    Just like Benjy, I am not a lawyer. And when adding outside licenses to your project it is probably best to consult with a professional. I'd prefer you ask your legal department for some advice. If you have a blocker for that I can talk to Foursquare's, I think.

    But my experience with this is as follows:

    CPython is publised under PSFL, which is modeled after the BSD license and is pretty permissive - so in this instance inlining the license is likely safe (above hedging applies).

    Reasonable ways I have seen OSS code inlining:
    1) the way you have it here - add the original license to the class definition
    2) Add the original copyright to the top of the file, but adding an end date to the copyright date, and then followed up with our own copyright notice, which would apply from today forward on the modified version.
    3) Inline the entire file unchanged and extend it in subclass, etc.

    I like any of those solutions.

    This is a code-base wide issue we should get a proper answer for. There is heavily modified Typesafe code in the Pants repo that doesn't include the Pants copyright at all.

    1. Mateo,

      thank you for the comment.

      I have asked corresponding team inside Twitter. Hope I can hear from them soon.

    2. Mateo,
      I have got response from legal expert inside Twitter. I have post it under Benjy's comment.

  1. lgtm - one final thought.

  2. src/python/pants/util/ (Diff revision 4)

    how about in lieu of whole-file copying, we could at least make this explicitly applicable to only python 2.x:

    import six
    if six.PY2:
      class TarFile(...):
      from tarfile import TarFile
  1. Sure, this solution is fine with me. Thanks!

  1. Ship It!
Review request changed

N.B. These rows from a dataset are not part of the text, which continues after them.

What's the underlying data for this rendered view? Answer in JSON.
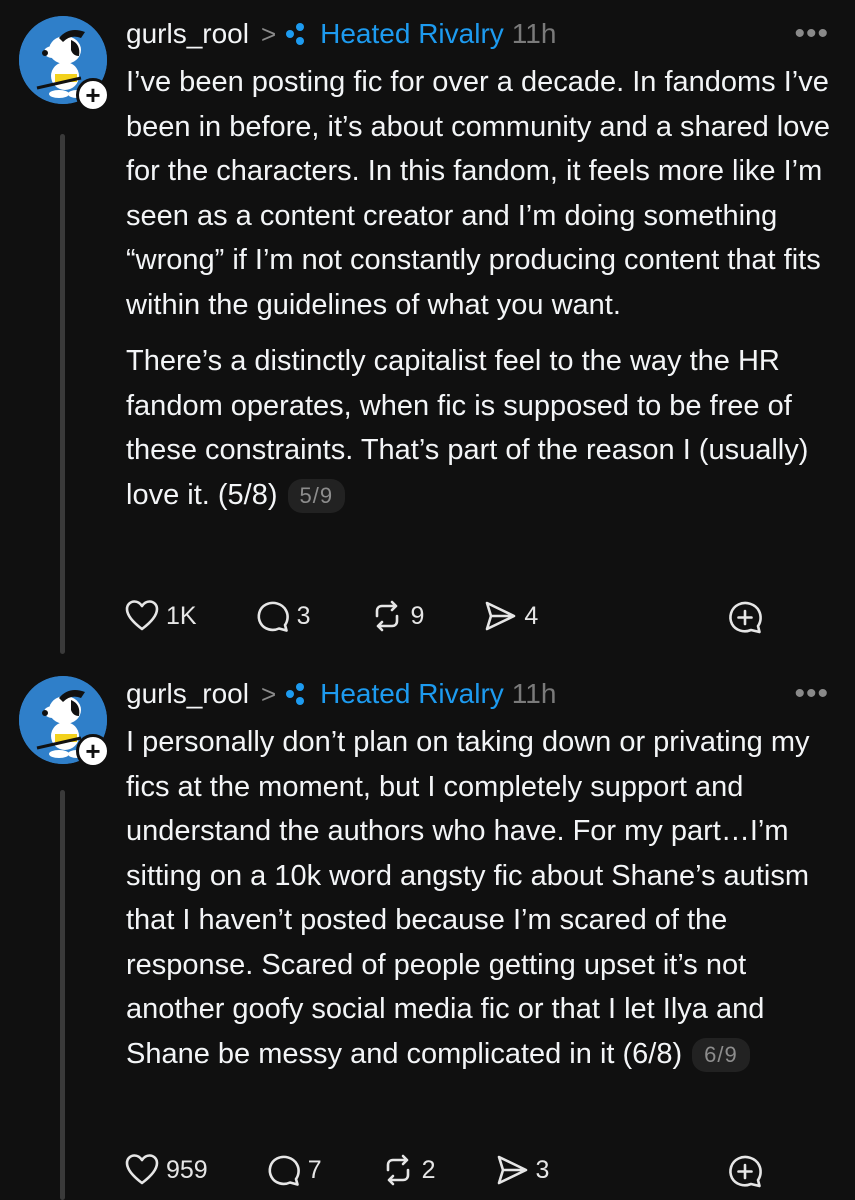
{
  "posts": [
    {
      "username": "gurls_rool",
      "tag": "Heated Rivalry",
      "time": "11h",
      "paragraphs": [
        "I’ve been posting fic for over a decade. In fandoms I’ve been in before, it’s about community and a shared love for the characters. In this fandom, it feels more like I’m seen as a content creator and I’m doing something “wrong” if I’m not constantly producing content that fits within the guidelines of what you want.",
        "There’s a distinctly capitalist feel to the way the HR fandom operates, when fic is supposed to be free of these constraints. That’s part of the reason I (usually) love it. (5/8)"
      ],
      "page_indicator": "5/9",
      "likes": "1K",
      "replies": "3",
      "reposts": "9",
      "shares": "4"
    },
    {
      "username": "gurls_rool",
      "tag": "Heated Rivalry",
      "time": "11h",
      "paragraphs": [
        "I personally don’t plan on taking down or privating my fics at the moment, but I completely support and understand the authors who have. For my part…I’m sitting on a 10k word angsty fic about Shane’s autism that I haven’t posted because I’m scared of the response. Scared of people getting upset it’s not another goofy social media fic or that I let Ilya and Shane be messy and complicated in it (6/8)"
      ],
      "page_indicator": "6/9",
      "likes": "959",
      "replies": "7",
      "reposts": "2",
      "shares": "3"
    }
  ],
  "icons": {
    "more": "more-horizontal-icon",
    "tag": "community-dots-icon",
    "like": "heart-icon",
    "reply": "comment-icon",
    "repost": "repost-icon",
    "share": "send-icon",
    "quote": "quote-plus-icon"
  },
  "colors": {
    "background": "#101010",
    "text": "#f3f5f7",
    "accent": "#1d9bf0",
    "muted": "#7a7a7a"
  }
}
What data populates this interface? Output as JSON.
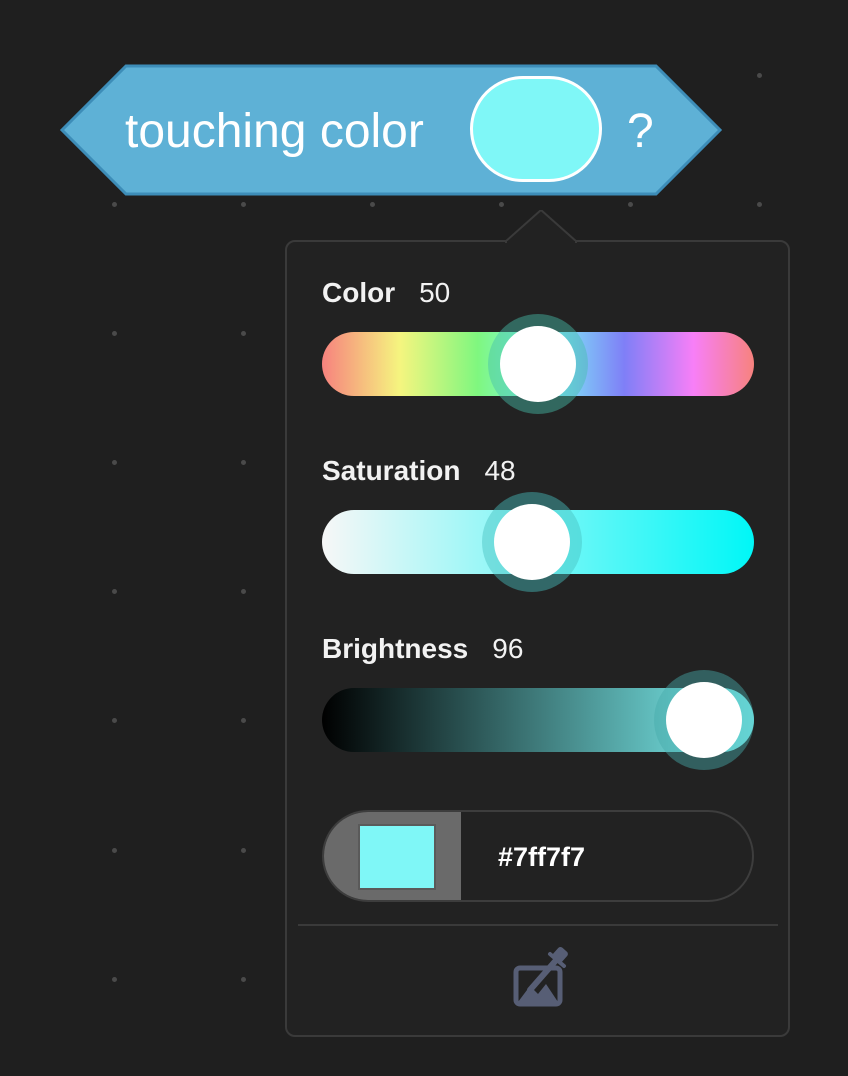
{
  "block": {
    "label": "touching color",
    "suffix": "?",
    "fill": "#5eb1d6",
    "stroke": "#3d8db8",
    "swatch_color": "#7ff7f7"
  },
  "picker": {
    "color": {
      "label": "Color",
      "value": "50"
    },
    "saturation": {
      "label": "Saturation",
      "value": "48"
    },
    "brightness": {
      "label": "Brightness",
      "value": "96"
    },
    "hex": {
      "value": "#7ff7f7",
      "swatch_color": "#7ff7f7"
    },
    "eyedropper_icon": "eyedropper-icon"
  },
  "colors": {
    "background": "#1f1f1f",
    "popup": "#222222",
    "icon": "#575e75"
  }
}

Status: Closed (submitted)

Change Summary:

a9957e91d8f262c8d1384c380cf8fb77ec075eb1. Thanks, Kris, Nick, Mateo, Stu and Benjy!